### Work item
Every line in the records below that holds "this" must be identified and copied.

[Dataset rows describing interfaces]

┌────────

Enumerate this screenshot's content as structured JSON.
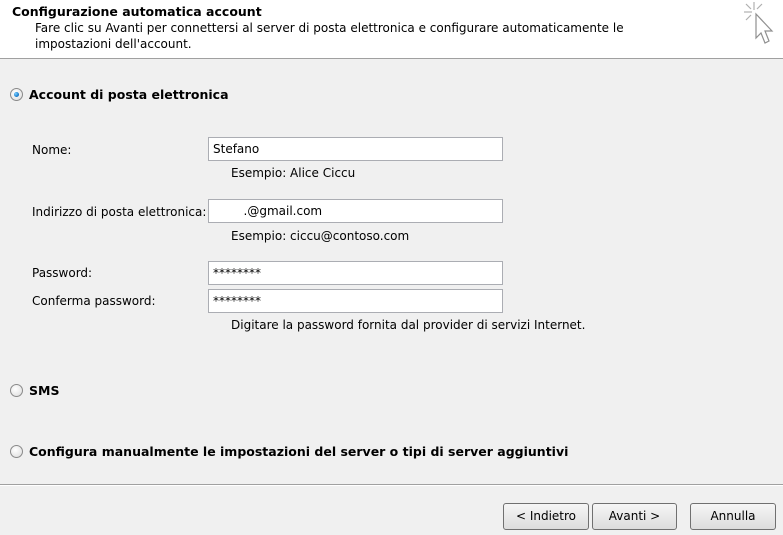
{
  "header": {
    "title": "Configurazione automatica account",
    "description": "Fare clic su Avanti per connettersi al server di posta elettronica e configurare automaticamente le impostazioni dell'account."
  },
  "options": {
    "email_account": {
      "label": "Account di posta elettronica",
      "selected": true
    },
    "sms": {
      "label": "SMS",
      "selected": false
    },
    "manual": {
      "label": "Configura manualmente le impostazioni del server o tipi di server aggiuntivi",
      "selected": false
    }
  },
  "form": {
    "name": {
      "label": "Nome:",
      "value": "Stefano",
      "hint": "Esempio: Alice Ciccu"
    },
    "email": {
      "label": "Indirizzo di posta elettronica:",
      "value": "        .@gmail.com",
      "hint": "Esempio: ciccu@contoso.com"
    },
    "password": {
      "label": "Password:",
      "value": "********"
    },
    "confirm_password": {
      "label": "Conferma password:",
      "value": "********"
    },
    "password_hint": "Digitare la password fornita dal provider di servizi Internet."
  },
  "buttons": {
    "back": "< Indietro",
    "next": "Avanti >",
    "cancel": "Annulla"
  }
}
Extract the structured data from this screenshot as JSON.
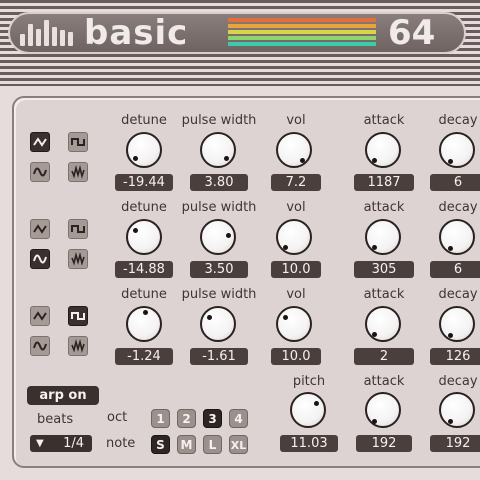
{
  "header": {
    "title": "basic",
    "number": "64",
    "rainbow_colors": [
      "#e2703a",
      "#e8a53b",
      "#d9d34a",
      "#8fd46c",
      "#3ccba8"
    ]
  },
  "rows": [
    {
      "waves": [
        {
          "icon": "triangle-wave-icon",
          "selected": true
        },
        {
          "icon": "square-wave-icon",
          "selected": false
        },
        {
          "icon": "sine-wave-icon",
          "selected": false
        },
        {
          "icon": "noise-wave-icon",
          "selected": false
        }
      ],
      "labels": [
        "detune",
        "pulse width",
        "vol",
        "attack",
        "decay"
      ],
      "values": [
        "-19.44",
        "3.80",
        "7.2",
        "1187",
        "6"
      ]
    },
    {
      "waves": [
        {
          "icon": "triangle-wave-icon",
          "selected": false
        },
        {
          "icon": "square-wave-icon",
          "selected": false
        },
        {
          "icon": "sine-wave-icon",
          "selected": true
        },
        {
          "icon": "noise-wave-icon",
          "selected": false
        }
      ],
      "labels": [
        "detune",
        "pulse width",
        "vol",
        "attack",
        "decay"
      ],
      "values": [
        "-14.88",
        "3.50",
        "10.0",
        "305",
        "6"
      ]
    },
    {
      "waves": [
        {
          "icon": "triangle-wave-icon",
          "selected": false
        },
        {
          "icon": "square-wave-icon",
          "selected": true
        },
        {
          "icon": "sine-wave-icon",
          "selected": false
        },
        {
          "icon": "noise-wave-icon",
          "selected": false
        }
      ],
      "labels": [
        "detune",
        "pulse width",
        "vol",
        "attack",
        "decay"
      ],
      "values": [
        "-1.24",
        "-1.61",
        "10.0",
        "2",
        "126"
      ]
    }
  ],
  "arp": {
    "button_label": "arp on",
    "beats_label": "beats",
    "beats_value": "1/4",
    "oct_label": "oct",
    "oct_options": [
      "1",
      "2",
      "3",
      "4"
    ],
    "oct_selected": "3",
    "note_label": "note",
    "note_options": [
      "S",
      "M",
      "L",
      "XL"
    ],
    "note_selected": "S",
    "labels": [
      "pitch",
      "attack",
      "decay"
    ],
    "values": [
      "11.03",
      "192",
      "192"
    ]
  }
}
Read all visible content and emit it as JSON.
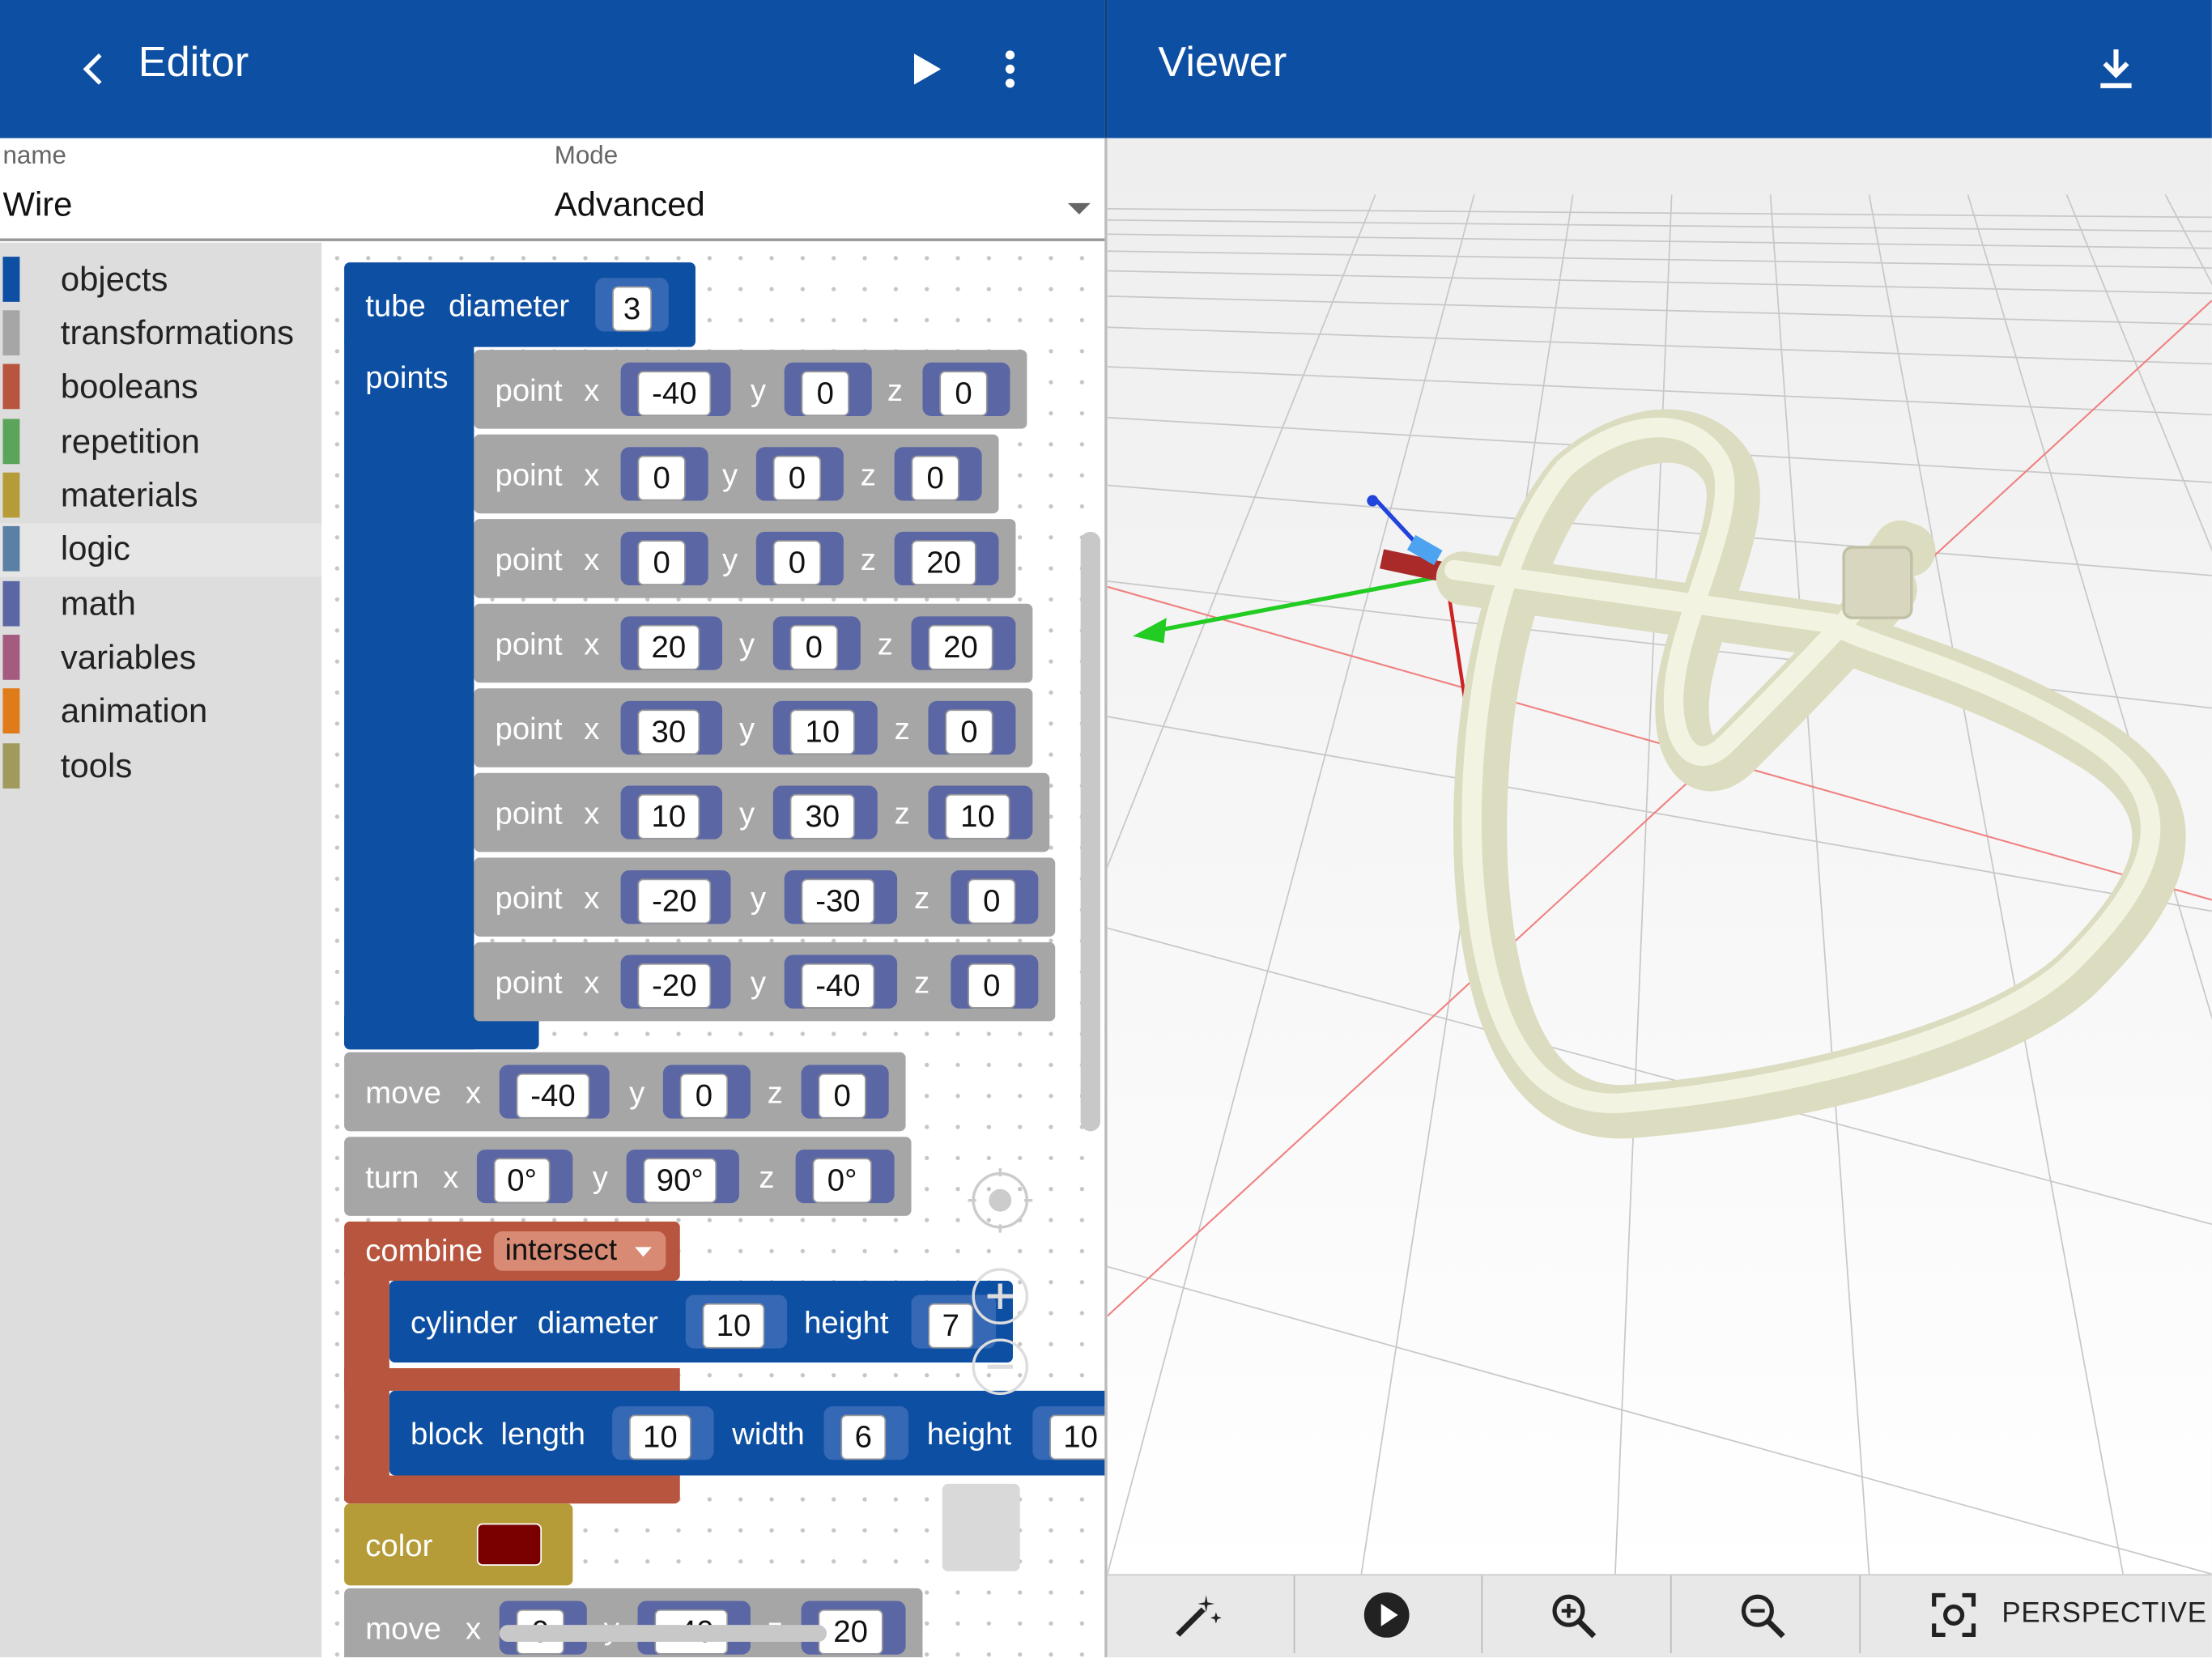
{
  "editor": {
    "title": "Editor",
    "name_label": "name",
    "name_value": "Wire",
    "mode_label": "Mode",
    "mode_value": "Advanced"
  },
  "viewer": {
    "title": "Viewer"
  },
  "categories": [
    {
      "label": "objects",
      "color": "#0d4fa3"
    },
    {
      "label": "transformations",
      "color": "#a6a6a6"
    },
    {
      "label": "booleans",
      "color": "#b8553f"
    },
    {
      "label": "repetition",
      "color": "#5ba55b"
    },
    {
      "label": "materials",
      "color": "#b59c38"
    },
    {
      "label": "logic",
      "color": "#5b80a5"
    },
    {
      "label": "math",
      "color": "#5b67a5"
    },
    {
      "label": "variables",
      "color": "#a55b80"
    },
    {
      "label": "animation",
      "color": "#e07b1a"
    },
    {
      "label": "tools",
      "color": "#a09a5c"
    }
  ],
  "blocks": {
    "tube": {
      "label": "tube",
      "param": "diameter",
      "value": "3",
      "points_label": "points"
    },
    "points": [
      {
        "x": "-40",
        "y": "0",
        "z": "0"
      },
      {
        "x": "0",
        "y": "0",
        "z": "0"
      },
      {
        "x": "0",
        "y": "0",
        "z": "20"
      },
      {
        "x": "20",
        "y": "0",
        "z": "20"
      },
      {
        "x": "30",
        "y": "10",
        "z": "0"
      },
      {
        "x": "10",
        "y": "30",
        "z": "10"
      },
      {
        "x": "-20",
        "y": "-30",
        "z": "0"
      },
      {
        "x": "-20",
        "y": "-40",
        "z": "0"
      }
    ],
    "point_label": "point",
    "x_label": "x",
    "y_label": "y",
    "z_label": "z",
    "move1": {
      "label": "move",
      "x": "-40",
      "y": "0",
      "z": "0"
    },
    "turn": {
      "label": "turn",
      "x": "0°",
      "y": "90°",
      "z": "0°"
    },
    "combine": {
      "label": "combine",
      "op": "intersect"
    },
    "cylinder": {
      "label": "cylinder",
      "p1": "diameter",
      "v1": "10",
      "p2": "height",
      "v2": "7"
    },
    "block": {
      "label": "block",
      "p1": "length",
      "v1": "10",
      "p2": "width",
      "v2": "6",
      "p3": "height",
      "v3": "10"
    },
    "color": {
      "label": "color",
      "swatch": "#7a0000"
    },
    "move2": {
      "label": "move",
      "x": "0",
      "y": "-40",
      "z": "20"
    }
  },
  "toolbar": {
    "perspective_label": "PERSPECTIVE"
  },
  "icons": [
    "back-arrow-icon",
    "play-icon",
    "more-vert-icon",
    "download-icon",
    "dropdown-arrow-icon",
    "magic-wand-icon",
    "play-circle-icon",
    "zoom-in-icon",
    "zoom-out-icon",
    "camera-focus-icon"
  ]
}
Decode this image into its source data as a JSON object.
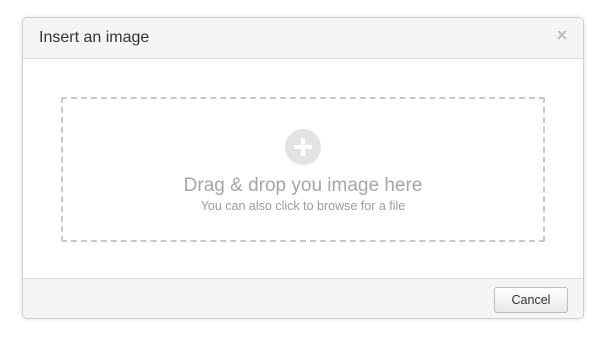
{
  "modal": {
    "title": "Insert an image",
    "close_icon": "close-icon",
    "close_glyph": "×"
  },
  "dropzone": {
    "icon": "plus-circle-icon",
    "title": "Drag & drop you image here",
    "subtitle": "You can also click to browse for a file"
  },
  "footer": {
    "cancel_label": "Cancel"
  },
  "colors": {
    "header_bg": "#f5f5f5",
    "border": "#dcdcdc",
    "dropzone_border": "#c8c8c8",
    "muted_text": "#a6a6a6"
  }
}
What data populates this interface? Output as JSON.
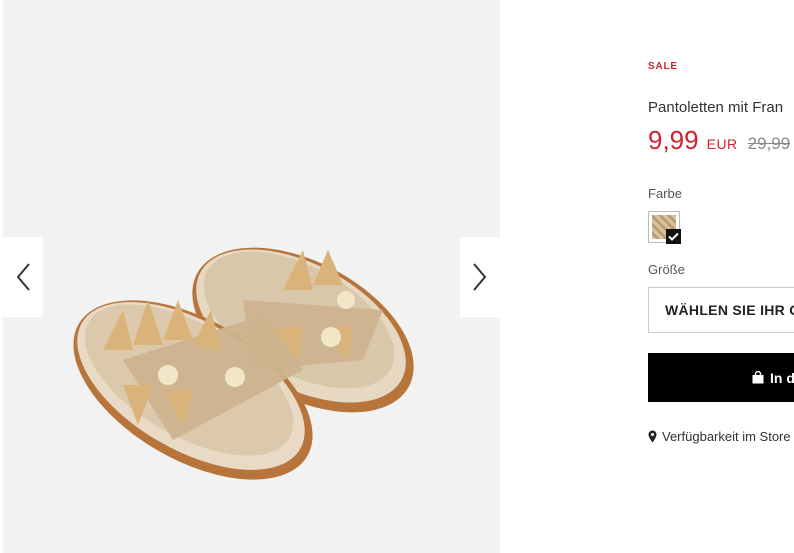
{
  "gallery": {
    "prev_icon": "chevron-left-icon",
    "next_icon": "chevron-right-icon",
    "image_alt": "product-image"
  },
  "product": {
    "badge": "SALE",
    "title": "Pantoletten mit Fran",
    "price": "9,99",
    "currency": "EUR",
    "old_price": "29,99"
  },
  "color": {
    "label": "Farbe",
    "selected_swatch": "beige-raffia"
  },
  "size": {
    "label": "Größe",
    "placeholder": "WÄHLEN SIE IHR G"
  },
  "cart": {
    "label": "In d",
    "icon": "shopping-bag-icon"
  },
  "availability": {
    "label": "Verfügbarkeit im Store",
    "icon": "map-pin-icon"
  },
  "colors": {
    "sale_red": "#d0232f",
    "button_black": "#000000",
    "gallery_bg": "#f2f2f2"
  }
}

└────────

### Task response
Enumerate this screenshot's content as structured JSON.
Extract the structured data from this screenshot as JSON.
Decode this image into its source data as a JSON object.
What data populates this interface? Output as JSON.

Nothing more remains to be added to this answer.